Any MILITARY COMMANDER of a unit, who is a commissioned officer, to which a chaplain is assigned, in the absence of the latter, during a military operation, likewise only in the cases mentioned in Article 32, i.e. in cases of Marriages in articulo mortis between persons within the zone of military operation, whether members of the armed forces or civilians; or
Any CONSUL-GENERAL, CONSUL, or VICE-CONSUL in the case provided in Article 10, i.e. Marriages between Filipino citizens abroad.
In addition, the Municpial or City MAYOR or, in case of temporary vacancy, the VICE-MAYORmay now solemnize marriages pursuant to Section 444(xviii) and 445(4) of R.A. No. 7160 or the Local Government Code of 1991. In the case of the VICE-MAYOR, who solemnizes a marriage in proper cases, it is immaterial whether he is the Acting Mayor or “merely acting as mayor” for, in both instances, he discharges all the duties and wields the power appurtenant to the Office of the Mayor (People vs. Bustamante  citing Laxamana vs. Baltazar ).
Any other person NOT included in the enumeration above is NOT legally authorized to perform marriages. Marriages solemnized by any such person not legally authorized to perform marriages shall be void ab initio UNLESS such marriages were contracted with EITHER or BOTH parties to the marriage BELIEVING IN GOOD FAITH that the Solemnizing Officer had the legal authority to do so (Article 35, Family Code of the Philippines).

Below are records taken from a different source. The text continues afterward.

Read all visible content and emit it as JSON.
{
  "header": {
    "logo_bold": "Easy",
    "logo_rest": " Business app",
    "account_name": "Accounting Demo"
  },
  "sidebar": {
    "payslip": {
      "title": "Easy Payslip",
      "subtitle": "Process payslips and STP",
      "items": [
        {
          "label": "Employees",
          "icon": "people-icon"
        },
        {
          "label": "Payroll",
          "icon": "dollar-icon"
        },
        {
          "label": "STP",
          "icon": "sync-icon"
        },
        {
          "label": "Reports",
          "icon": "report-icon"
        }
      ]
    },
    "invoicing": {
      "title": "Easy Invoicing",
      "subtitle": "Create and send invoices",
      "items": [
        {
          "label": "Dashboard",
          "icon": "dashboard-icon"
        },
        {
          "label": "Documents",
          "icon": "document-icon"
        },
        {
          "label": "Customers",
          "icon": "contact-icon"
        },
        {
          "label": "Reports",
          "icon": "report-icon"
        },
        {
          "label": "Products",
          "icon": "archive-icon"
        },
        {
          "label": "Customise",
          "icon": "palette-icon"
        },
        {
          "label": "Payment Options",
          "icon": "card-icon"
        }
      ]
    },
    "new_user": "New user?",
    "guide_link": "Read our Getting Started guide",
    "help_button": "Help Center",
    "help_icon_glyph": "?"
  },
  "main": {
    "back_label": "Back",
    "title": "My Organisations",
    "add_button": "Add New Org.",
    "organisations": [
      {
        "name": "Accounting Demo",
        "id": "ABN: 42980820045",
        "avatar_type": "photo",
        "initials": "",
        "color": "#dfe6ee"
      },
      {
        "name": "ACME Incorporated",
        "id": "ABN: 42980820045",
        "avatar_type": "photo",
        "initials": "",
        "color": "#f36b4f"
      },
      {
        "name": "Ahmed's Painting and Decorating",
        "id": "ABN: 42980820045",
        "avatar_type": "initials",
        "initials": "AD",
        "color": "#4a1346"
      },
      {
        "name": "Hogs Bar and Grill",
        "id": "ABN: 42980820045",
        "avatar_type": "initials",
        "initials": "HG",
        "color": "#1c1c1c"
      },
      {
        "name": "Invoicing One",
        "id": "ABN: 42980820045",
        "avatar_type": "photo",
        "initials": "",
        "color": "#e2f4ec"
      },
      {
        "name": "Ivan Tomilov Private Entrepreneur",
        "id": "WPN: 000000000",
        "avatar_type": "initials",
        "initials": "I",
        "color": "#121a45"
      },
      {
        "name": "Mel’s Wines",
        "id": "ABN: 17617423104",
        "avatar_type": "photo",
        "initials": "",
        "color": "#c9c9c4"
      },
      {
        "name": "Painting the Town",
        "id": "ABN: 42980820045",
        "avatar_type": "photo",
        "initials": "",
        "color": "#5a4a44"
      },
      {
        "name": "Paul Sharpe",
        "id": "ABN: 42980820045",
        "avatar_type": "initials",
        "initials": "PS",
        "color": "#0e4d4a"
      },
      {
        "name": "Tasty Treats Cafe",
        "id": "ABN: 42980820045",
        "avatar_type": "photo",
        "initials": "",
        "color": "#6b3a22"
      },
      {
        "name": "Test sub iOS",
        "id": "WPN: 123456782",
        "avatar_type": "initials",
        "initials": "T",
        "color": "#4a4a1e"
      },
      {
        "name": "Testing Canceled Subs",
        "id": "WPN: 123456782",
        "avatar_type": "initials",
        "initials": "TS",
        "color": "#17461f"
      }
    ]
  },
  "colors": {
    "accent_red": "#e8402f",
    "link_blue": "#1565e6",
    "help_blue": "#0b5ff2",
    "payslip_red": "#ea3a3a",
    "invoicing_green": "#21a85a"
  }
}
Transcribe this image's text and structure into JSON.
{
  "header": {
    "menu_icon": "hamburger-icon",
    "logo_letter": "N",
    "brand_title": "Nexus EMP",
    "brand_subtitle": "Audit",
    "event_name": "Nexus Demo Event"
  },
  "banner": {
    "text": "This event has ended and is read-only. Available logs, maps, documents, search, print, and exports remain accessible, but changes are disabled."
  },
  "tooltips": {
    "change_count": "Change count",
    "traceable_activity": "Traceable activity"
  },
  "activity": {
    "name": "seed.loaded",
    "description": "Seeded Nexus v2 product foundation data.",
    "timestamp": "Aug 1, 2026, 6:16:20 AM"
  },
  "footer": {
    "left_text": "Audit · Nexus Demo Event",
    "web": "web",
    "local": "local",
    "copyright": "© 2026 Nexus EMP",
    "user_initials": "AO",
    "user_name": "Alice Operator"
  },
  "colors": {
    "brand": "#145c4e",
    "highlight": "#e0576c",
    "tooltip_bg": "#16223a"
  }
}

Note that it is not the presence or absence of the Solemnizing Officer which constitutes the formal requisite of marriage BUT the absence or presence of his LEGAL AUTHORITY to perform marriages (Navarro vs. Domagtoy ). The TOTAL ABSENCE of said legal authority of the Solemnizing Officer at the time of the celebration of the marriage renders the marriage void ab initio. An IRREGULARITY in the legal authority of the Solemnizing Officer, on the other hand, does NOT affect the validity of the marriage but renders the party or parties responsible for the irregularity civilly, criminally, and administratively liable (Article 4, supra).